> _TASK STATEMENT_
Which lines of the data contain the string "Fancyalgo"? Copy every one of them.

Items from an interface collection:
^^^^

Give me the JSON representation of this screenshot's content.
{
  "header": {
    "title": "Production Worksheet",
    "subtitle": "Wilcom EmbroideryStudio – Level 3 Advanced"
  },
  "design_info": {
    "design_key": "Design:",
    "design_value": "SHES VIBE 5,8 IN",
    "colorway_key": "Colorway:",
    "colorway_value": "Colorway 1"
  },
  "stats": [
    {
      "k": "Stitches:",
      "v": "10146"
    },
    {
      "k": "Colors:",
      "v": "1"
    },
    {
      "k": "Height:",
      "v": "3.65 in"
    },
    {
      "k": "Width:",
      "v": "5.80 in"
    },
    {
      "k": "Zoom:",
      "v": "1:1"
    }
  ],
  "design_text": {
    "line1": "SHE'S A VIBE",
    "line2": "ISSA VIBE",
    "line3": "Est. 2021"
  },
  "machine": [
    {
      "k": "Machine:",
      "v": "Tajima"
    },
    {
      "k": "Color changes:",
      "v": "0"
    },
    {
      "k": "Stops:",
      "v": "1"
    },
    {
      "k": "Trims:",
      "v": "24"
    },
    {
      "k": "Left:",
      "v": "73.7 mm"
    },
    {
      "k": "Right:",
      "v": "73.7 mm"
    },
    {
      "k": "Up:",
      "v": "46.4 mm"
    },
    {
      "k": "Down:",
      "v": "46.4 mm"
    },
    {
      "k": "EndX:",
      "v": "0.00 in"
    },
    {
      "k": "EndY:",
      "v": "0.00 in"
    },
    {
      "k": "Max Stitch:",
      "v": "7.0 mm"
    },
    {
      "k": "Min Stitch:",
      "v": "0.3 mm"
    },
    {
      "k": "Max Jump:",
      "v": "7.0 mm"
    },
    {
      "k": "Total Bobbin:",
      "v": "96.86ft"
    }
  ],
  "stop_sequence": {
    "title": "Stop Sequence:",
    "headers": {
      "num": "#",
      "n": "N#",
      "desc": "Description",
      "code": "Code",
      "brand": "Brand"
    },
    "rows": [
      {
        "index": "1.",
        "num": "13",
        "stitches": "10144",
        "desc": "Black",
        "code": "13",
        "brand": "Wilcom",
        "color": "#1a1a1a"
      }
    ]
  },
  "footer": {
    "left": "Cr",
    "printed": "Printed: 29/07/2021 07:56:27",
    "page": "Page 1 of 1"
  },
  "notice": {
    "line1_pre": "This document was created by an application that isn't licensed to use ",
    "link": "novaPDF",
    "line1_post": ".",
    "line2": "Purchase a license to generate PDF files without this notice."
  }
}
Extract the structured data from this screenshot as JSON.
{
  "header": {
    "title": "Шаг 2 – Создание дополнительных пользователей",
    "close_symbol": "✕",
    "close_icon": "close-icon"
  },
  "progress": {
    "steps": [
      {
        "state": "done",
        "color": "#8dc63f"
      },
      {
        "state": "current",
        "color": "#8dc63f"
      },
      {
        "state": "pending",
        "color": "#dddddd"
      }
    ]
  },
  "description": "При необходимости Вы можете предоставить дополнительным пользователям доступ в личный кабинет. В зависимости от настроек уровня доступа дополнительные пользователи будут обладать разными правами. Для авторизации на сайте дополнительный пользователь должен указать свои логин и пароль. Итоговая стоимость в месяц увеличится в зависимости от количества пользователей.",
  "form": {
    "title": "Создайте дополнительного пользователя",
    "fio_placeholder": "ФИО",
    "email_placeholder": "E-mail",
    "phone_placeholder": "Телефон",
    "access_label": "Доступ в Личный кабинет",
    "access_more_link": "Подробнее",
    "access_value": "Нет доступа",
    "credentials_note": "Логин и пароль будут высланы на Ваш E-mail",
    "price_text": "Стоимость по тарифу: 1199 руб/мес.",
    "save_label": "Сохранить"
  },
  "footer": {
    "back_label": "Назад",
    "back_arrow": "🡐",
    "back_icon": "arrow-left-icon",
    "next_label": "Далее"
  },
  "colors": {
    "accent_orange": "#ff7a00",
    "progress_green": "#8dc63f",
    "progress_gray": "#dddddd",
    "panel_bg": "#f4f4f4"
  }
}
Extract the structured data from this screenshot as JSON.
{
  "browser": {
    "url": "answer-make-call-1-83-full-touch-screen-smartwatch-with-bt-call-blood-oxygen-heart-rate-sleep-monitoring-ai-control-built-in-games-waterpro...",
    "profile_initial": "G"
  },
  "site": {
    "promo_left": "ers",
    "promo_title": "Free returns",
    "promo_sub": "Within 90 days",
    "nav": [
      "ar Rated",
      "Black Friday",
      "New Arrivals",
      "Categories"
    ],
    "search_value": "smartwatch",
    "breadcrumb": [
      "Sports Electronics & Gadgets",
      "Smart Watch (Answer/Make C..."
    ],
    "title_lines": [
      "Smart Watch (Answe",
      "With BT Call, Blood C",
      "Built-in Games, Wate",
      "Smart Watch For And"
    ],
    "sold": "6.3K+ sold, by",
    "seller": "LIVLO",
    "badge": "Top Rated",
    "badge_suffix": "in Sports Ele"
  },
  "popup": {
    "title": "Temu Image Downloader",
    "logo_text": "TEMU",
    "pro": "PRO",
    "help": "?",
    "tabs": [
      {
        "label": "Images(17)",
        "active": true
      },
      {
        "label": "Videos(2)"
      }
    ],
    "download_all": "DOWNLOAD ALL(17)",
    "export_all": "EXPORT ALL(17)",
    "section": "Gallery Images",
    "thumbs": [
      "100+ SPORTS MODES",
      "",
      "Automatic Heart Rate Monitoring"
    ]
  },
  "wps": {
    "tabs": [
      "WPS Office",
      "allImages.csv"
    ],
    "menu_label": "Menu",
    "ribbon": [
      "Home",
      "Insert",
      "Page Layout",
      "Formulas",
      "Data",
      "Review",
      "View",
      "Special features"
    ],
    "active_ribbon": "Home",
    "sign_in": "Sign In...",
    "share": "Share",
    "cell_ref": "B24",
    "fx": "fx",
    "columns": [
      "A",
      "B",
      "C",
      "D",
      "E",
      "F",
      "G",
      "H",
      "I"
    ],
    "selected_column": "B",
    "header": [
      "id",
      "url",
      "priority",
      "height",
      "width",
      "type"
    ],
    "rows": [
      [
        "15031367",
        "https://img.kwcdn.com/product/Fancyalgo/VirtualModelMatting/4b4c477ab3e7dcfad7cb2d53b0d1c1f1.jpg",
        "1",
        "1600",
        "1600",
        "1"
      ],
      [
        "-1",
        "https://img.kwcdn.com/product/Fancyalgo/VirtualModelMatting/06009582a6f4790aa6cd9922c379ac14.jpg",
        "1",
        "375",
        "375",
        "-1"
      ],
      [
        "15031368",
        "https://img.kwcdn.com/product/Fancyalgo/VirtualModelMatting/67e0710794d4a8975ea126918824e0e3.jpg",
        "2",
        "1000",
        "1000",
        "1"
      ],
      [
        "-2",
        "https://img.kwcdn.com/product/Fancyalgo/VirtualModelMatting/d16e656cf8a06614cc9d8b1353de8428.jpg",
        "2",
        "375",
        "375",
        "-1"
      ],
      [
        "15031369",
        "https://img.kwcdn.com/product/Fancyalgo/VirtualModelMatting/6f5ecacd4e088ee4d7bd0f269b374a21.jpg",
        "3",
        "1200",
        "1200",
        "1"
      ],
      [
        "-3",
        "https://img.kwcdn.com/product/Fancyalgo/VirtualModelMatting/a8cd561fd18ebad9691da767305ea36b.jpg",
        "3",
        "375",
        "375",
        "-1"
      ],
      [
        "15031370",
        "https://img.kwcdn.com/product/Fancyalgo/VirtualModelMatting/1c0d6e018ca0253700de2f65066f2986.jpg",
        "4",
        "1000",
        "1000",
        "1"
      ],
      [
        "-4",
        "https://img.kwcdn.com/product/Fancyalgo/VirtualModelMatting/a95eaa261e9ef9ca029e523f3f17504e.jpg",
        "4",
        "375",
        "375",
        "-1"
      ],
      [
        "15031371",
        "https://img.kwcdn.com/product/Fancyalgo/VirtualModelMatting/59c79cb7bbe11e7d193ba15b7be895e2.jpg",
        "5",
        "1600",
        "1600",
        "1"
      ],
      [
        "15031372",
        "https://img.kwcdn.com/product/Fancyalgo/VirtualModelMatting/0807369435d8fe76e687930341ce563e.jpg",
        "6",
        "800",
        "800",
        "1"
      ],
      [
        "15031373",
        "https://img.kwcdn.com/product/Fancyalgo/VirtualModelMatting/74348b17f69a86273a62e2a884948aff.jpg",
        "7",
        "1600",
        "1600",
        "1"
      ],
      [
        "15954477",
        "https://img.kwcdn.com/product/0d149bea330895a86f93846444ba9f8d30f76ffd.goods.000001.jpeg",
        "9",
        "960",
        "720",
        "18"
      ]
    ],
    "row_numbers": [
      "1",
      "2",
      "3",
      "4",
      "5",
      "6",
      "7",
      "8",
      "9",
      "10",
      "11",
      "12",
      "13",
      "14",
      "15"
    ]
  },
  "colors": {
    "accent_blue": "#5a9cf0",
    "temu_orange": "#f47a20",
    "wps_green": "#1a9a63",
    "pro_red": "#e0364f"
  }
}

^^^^

> _ANSWER SPACE_
        "https://img.kwcdn.com/product/Fancyalgo/VirtualModelMatting/4b4c477ab3e7dcfad7cb2d53b0d1c1f1.jpg",
        "https://img.kwcdn.com/product/Fancyalgo/VirtualModelMatting/06009582a6f4790aa6cd9922c379ac14.jpg",
        "https://img.kwcdn.com/product/Fancyalgo/VirtualModelMatting/67e0710794d4a8975ea126918824e0e3.jpg",
        "https://img.kwcdn.com/product/Fancyalgo/VirtualModelMatting/d16e656cf8a06614cc9d8b1353de8428.jpg",
        "https://img.kwcdn.com/product/Fancyalgo/VirtualModelMatting/6f5ecacd4e088ee4d7bd0f269b374a21.jpg",
        "https://img.kwcdn.com/product/Fancyalgo/VirtualModelMatting/a8cd561fd18ebad9691da767305ea36b.jpg",
        "https://img.kwcdn.com/product/Fancyalgo/VirtualModelMatting/1c0d6e018ca0253700de2f65066f2986.jpg",
        "https://img.kwcdn.com/product/Fancyalgo/VirtualModelMatting/a95eaa261e9ef9ca029e523f3f17504e.jpg",
        "https://img.kwcdn.com/product/Fancyalgo/VirtualModelMatting/59c79cb7bbe11e7d193ba15b7be895e2.jpg",
        "https://img.kwcdn.com/product/Fancyalgo/VirtualModelMatting/0807369435d8fe76e687930341ce563e.jpg",
        "https://img.kwcdn.com/product/Fancyalgo/VirtualModelMatting/74348b17f69a86273a62e2a884948aff.jpg",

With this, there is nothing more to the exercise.